This farm, owned by Henry and Elizabeth Piper, was home to the Piper family, several slaves, and a free black. Henry was known by the residents of Sharpsburg as “Old Stovepipe,” for the tall hat he wore. The center of the Confederate line stood in the area around the house. Generals James Longstreet and D. H. Hill established their headquarters there. After serving the Confederate officers dinner the night before the battle, the Pipers chose to leave the area, not knowing what to expect from the anticipated battle.

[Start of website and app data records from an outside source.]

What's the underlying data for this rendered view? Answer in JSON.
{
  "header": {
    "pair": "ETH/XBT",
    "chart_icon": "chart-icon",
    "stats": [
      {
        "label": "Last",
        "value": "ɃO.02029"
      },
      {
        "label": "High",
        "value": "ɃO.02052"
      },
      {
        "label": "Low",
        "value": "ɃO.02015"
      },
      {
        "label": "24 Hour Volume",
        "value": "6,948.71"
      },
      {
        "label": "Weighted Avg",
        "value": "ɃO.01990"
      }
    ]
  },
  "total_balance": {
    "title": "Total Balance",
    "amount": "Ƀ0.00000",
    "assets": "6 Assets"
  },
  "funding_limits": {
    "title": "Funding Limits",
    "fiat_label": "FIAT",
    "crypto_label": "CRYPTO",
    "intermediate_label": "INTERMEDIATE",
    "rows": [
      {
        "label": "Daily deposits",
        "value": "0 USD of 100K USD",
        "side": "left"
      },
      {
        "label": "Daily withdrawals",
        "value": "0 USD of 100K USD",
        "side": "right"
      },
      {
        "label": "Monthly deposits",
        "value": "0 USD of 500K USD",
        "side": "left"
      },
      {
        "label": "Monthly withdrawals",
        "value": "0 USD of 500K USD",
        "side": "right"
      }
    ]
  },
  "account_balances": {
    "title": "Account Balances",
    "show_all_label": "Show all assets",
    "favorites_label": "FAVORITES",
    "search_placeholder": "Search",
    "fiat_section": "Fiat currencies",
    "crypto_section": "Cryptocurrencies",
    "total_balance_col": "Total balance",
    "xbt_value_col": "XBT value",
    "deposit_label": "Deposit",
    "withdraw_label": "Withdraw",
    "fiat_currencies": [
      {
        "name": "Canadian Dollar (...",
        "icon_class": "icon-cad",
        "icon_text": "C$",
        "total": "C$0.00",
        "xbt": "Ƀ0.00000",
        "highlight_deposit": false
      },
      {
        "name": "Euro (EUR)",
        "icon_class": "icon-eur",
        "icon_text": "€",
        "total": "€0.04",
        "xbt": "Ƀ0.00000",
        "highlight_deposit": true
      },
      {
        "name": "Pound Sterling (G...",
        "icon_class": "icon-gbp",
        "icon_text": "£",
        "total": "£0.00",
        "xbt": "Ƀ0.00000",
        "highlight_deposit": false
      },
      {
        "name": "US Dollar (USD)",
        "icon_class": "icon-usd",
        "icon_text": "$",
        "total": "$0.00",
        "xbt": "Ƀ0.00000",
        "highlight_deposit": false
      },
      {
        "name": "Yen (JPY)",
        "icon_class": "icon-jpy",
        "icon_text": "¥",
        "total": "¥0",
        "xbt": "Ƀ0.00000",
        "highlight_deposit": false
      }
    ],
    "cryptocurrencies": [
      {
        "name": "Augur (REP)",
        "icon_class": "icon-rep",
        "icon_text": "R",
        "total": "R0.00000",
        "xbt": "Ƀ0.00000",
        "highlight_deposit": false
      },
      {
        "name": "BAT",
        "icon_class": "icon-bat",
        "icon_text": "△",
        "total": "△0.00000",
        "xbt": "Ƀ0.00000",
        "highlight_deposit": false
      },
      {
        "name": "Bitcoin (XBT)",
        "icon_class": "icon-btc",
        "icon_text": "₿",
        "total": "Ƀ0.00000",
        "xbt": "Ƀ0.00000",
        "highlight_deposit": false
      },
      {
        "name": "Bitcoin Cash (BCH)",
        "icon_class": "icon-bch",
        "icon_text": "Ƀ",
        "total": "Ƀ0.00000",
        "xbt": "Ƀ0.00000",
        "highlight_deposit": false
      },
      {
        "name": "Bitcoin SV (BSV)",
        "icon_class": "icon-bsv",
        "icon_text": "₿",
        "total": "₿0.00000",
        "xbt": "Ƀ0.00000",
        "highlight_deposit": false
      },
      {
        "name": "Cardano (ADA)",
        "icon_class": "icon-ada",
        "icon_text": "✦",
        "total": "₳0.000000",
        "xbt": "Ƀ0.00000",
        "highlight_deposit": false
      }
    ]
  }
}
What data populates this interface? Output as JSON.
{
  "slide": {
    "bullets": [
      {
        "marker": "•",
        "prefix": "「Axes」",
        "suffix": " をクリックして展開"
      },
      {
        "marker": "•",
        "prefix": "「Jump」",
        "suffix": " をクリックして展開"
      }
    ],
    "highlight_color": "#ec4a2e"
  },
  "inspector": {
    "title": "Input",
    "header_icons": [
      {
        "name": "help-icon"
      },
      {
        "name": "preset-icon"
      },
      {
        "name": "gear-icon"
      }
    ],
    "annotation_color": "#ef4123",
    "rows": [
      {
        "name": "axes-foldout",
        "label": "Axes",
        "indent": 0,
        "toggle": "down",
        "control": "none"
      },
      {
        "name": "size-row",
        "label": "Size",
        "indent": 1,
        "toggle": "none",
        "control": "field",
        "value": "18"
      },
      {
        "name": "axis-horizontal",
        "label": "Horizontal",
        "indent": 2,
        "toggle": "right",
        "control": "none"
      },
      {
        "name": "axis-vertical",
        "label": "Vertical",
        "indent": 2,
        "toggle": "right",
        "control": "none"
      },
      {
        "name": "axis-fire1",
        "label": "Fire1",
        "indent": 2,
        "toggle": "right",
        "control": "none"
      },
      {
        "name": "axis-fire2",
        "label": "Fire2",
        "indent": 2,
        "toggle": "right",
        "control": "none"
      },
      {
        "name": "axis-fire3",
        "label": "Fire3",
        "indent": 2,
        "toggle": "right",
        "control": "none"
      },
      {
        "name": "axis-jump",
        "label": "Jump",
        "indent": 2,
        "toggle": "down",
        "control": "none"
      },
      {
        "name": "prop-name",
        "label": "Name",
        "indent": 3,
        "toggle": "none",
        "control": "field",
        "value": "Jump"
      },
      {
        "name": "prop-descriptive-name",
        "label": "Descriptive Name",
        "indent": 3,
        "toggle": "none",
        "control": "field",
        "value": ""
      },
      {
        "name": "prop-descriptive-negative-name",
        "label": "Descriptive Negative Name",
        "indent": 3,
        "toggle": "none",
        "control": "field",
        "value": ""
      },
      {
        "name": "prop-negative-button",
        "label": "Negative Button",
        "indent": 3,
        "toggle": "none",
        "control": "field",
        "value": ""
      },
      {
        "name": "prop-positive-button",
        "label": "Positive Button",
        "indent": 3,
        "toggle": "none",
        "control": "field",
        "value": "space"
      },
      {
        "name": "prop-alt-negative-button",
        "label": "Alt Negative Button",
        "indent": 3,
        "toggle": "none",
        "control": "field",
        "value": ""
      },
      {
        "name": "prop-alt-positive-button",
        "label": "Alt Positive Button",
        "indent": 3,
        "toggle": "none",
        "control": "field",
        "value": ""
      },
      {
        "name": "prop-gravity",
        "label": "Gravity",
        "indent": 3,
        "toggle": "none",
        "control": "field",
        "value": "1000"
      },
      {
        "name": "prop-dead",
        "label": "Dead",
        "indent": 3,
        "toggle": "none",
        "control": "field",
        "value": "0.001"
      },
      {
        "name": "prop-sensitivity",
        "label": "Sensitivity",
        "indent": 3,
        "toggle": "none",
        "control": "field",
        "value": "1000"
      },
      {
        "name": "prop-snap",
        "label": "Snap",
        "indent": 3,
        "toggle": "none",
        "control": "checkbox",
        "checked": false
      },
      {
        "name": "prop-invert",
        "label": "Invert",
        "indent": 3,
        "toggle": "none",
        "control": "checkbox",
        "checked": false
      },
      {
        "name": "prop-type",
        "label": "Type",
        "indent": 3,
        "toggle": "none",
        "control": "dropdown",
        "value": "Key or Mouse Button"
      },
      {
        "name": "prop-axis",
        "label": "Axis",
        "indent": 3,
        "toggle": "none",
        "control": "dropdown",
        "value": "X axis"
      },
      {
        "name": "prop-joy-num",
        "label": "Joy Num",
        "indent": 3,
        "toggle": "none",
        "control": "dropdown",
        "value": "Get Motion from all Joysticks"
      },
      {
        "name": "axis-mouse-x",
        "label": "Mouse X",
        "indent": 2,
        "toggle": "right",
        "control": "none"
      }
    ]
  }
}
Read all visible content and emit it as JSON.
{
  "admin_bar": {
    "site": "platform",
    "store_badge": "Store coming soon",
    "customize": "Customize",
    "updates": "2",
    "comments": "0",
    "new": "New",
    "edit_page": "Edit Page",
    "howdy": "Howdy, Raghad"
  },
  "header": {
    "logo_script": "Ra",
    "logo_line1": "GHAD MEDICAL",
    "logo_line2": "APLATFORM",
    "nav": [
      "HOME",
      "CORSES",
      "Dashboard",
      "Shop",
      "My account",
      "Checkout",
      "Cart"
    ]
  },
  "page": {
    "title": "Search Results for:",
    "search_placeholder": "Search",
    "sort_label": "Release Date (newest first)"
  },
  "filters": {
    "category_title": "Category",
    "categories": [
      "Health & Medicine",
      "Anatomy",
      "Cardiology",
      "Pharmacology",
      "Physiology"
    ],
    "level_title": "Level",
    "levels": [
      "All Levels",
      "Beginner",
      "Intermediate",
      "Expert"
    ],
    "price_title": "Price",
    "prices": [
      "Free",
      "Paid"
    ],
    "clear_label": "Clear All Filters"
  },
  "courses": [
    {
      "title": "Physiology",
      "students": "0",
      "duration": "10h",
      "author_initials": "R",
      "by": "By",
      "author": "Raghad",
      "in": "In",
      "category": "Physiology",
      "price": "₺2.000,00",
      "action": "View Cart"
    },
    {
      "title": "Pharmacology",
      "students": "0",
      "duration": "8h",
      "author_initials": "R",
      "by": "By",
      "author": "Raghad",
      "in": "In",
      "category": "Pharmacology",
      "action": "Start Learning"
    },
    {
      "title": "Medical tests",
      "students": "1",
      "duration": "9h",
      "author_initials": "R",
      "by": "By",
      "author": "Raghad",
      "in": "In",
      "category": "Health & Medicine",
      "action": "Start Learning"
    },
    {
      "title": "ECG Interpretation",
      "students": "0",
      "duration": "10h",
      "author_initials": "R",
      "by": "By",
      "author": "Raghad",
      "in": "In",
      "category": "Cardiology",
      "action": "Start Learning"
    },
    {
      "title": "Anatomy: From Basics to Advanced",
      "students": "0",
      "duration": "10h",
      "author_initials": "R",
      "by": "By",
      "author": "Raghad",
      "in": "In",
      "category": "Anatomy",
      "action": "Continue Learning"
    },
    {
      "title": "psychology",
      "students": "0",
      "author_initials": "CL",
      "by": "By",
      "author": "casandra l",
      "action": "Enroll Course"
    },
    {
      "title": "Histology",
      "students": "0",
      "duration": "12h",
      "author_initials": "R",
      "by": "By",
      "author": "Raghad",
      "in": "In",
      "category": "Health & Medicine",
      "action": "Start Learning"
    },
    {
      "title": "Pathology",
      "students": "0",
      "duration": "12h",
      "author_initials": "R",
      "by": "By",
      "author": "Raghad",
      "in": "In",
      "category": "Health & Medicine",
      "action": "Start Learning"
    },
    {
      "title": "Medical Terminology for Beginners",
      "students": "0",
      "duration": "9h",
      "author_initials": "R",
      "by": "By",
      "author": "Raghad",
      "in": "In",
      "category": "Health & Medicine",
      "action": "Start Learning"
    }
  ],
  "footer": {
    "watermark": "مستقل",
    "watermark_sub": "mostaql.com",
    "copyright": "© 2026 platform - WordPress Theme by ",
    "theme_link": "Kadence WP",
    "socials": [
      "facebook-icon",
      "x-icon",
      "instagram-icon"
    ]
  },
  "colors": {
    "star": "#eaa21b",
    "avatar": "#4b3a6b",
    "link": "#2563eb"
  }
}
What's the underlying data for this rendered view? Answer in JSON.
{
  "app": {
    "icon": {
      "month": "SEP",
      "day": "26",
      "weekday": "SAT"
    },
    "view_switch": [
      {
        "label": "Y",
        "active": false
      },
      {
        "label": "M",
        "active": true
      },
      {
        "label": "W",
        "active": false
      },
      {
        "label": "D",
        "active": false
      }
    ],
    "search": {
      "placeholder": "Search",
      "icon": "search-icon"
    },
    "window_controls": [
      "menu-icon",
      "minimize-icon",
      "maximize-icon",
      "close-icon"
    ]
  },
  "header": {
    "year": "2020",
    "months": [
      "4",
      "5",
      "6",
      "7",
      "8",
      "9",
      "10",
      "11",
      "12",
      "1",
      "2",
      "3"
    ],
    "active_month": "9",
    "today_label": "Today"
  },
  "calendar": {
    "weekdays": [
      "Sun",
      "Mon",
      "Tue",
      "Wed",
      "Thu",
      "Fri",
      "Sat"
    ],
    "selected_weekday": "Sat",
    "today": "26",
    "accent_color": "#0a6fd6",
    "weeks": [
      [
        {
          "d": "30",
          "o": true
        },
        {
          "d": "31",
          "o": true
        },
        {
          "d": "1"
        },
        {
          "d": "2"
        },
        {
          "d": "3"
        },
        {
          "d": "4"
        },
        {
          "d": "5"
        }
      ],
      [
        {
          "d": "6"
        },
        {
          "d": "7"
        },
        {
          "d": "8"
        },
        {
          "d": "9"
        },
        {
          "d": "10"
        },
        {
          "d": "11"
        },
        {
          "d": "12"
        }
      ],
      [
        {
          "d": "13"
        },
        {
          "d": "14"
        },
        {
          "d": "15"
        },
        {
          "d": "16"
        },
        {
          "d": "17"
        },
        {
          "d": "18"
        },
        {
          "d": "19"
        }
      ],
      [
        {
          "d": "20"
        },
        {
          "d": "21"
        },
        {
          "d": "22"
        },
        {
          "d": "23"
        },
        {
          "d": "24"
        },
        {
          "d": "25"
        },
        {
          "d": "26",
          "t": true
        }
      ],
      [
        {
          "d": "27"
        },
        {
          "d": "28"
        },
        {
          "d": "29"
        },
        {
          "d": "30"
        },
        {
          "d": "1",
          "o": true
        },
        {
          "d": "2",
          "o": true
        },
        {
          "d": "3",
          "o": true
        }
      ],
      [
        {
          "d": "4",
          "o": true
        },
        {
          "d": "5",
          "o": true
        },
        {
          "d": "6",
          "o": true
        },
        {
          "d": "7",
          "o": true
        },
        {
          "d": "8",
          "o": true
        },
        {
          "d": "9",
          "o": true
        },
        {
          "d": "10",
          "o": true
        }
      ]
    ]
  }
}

For several hours during the intense fighting, Hill’s outnumbered troops stubbornly held off General Israel Richardson’s Union advance across the Piper Farm, until they were eventually pushed back beyond the Piper cornfield. Later in the afternoon, Anderson’s brigade stopped another advance. During the fighting, many wounded Confederates found their way into the farmhouse, where they received rudimentary treatment.
After the battle, three dead Confederate soldiers were found in the house, including one who succumbed while lying under a piano in the parlor, according to records held by the 130th Pennsylvania Infantry. The Pennsylvanians reported that every stitch of muslin, linen, and calico in the house appeared to have been used to treat the wounds of the Confederates.
The family had mixed emotions upon returning home. Dead soldiers lay throughout the property. Henry Piper reported only minimal destruction from the actual fighting but claimed more than two thousand dollars in damages during the days after the battle, when the farm was occupied by Federal forces. Piper blamed the Third and Fourth Pennsylvania cavalries and the Eighth New York Cavalry for the losses. The barn, used as a hospital, is much larger today than it was at the time of the fighting. An addition was constructed in 1898.
James and Suzanne Gindlesperger “So You Think You Know Antietam? The Stories Behind America’s Bloodiest Day”